Along with German re-unification, a much quieter and more subdued series of events took place in Berlin in 1990: those marking the fiftieth anniversary of the tragic death of one of the city's most intriguing intellectual sons: Walter Benjamin (1892-1940). A forgotten figure in the immediate post-war period, he is now recognised as one of the most gifted writers of his generation. 1990 saw the publication of two biographical studies and the preparation of a third.

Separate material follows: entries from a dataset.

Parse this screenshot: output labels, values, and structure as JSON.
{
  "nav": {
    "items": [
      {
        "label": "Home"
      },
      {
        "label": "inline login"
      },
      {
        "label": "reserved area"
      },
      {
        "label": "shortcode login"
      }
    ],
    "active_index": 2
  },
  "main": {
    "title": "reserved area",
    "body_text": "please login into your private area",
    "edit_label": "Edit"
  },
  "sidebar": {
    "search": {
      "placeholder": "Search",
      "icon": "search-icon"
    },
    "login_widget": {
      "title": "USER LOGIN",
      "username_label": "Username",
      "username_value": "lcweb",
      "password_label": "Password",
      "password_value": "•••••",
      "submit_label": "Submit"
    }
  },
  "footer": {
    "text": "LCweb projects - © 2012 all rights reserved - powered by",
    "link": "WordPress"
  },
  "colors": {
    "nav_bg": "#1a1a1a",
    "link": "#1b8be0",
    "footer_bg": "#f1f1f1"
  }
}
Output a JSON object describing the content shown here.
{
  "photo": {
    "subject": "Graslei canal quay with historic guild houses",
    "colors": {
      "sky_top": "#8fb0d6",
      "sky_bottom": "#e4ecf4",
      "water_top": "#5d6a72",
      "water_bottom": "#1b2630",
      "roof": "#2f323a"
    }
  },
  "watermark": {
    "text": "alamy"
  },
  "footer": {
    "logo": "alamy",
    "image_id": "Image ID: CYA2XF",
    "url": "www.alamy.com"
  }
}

The contours of Benjamin's life are relatively familiar. The eldest of three children in a prosperous, assimilated Jewish family, Benjamin was born, brought up, and educated in Berlin until he was sent to the progressive Haubinda school in Thuringia.